This dessert is part of a larger family of crisps, cobblers, crumbles, grunts, and so forth, with various other colorful names being used in isolated regions of the world. You could liken apple crisp to an apple pie without the pie dough, making it a much simpler dessert in which fruit is designed to be the star of the show.
To make apple crisp, you need a baking pan, ideally a heavy pan which will conduct heat slowly and evenly, along with some apples and a streusel topping. Make the streusel first, setting it aside while you peel, core, and cut the apples, creating small chunks. Throw the apples into the pan, top with the streusel, and bake at 350 degrees Fahrenheit (177 degrees Celsius) until you see the streusel starting to brown, around 25-45 minutes, depending on the size of the pan.
The apples used in apple crisp can vary considerably. Many people like to use crisp pie apples like granny smiths, Fujis, Suncrisps, Braeburns, Pippins, Jonathans, Cox's Orange Pippins, and Jonagolds, among others. These apples break down nicely during the cooking process, absorbing flavors from the topping without becoming mushy, like modern golden and red delicious apples tend to do. Many cooks also toss the apples with lemon juice or vinegar to prevent them from browning too quickly, and to add a faint tang to their apple crisp

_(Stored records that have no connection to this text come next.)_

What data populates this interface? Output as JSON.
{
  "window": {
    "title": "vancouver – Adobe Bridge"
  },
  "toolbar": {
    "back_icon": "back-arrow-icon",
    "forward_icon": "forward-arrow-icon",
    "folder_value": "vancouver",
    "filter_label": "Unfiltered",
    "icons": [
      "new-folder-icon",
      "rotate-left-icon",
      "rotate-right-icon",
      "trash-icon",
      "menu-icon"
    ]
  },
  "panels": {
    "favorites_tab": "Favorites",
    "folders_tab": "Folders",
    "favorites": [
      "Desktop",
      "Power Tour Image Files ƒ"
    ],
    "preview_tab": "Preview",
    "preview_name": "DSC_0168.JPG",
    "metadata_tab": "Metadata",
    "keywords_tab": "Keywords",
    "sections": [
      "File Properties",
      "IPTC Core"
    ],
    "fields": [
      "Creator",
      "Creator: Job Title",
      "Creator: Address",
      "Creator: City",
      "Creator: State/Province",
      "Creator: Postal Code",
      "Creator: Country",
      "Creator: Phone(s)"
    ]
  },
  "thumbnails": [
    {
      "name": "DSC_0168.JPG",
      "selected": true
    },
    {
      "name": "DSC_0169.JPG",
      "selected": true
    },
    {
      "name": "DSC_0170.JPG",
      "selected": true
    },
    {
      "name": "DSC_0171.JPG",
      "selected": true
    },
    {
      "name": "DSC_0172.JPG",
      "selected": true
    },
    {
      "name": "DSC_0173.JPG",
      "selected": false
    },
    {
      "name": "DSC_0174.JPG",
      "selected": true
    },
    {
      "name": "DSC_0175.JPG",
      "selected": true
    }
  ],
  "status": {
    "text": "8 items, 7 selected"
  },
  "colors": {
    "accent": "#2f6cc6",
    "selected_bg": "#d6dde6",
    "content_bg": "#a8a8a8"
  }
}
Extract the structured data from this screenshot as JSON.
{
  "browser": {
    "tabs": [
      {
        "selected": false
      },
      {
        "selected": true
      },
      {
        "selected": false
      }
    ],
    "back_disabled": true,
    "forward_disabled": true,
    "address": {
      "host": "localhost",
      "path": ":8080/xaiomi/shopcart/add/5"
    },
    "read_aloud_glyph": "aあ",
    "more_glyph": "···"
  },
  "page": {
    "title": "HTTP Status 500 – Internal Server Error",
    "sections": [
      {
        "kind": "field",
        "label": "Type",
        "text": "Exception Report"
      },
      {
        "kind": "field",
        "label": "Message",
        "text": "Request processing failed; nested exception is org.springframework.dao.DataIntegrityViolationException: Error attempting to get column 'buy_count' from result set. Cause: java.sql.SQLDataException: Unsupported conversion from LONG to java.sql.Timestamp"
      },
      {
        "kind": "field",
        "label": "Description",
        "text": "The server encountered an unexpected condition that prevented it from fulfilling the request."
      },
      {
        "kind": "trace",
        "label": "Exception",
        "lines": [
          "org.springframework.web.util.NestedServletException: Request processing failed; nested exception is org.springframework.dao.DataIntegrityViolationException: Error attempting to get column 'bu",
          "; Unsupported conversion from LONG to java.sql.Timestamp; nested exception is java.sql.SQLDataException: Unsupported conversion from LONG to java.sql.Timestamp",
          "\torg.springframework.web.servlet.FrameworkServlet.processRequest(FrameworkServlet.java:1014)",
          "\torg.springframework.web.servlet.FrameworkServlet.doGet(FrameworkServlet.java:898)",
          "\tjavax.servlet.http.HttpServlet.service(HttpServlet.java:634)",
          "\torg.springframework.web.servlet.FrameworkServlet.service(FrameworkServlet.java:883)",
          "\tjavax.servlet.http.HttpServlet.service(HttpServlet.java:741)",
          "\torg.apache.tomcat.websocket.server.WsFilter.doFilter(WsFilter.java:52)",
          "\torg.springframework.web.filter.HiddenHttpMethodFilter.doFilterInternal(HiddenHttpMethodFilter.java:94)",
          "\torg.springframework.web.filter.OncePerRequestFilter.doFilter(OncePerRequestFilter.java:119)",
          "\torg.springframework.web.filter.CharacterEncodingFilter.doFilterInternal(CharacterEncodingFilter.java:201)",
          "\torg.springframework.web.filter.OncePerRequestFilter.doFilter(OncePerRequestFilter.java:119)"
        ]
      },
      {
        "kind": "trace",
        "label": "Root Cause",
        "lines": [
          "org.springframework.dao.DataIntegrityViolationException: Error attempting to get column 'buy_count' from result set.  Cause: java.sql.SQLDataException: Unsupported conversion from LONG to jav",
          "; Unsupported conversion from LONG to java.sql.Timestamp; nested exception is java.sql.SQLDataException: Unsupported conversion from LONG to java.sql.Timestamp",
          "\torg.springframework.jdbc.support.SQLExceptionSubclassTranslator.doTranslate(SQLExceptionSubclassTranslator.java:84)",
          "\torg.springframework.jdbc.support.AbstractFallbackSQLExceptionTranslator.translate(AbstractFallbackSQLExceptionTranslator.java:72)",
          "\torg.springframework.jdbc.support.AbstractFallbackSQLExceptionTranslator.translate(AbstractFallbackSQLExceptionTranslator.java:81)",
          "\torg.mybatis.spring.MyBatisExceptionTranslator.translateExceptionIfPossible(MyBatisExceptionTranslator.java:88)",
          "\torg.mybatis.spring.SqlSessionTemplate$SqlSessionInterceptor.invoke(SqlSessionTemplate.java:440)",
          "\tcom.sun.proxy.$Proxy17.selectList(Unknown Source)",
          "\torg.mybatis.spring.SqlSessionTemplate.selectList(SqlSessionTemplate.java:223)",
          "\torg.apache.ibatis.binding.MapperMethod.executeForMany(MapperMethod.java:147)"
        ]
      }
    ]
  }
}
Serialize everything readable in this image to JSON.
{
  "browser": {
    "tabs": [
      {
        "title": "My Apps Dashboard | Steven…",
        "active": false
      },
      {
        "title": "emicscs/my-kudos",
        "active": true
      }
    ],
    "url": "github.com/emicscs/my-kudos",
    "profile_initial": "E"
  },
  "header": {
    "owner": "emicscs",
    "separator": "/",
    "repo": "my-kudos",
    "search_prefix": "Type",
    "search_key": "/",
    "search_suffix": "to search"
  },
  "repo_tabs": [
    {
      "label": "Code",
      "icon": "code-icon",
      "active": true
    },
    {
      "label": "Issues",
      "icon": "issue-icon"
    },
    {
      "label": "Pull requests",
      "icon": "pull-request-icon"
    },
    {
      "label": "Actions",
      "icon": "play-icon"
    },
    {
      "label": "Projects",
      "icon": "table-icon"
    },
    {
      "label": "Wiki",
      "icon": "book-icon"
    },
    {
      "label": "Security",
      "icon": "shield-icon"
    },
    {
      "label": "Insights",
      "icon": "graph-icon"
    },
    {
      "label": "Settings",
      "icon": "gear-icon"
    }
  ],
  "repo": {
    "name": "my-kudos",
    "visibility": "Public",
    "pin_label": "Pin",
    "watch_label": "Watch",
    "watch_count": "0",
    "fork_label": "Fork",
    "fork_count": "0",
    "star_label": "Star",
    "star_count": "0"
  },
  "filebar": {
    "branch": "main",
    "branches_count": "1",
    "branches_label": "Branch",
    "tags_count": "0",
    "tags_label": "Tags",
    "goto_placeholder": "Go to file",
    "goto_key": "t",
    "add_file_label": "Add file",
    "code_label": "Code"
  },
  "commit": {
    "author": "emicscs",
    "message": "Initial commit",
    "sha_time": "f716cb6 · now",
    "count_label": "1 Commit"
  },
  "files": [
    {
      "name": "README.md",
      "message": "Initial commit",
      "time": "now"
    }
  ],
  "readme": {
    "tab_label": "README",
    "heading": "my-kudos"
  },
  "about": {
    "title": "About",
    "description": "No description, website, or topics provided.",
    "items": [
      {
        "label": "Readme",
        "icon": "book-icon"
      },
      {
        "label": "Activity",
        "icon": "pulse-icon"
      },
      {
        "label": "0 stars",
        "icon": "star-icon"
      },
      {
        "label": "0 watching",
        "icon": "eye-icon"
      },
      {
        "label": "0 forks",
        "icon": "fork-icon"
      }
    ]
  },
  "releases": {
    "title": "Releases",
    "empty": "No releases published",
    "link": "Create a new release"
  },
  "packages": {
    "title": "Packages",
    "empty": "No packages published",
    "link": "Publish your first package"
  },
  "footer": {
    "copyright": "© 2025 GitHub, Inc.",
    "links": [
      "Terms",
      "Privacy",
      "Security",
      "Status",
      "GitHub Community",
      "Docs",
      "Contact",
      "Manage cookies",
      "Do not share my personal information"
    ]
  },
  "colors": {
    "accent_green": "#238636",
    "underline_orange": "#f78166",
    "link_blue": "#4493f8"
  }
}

Streusel topping is made by mixing flour and sugar in a 4:1 ratio with spices such as cinnamon, allspice, nutmeg, and ginger, and tossing the flour with melted butter. Some people like to add quick oats to their streusel topping for more texture. For people with gluten intolerance, gluten-free flour alternatives can be used in streusel. Since the glutinous properties of regular wheat flour are not critical in streusel, any gluten-free topping may be used. For example, corn flour could add a nutty flavor and an interesting texture, or gluten-free bakers could stick with a basic flour mixture. Vegans and strict vegetarians can use margarine or oil as a replacement for butter.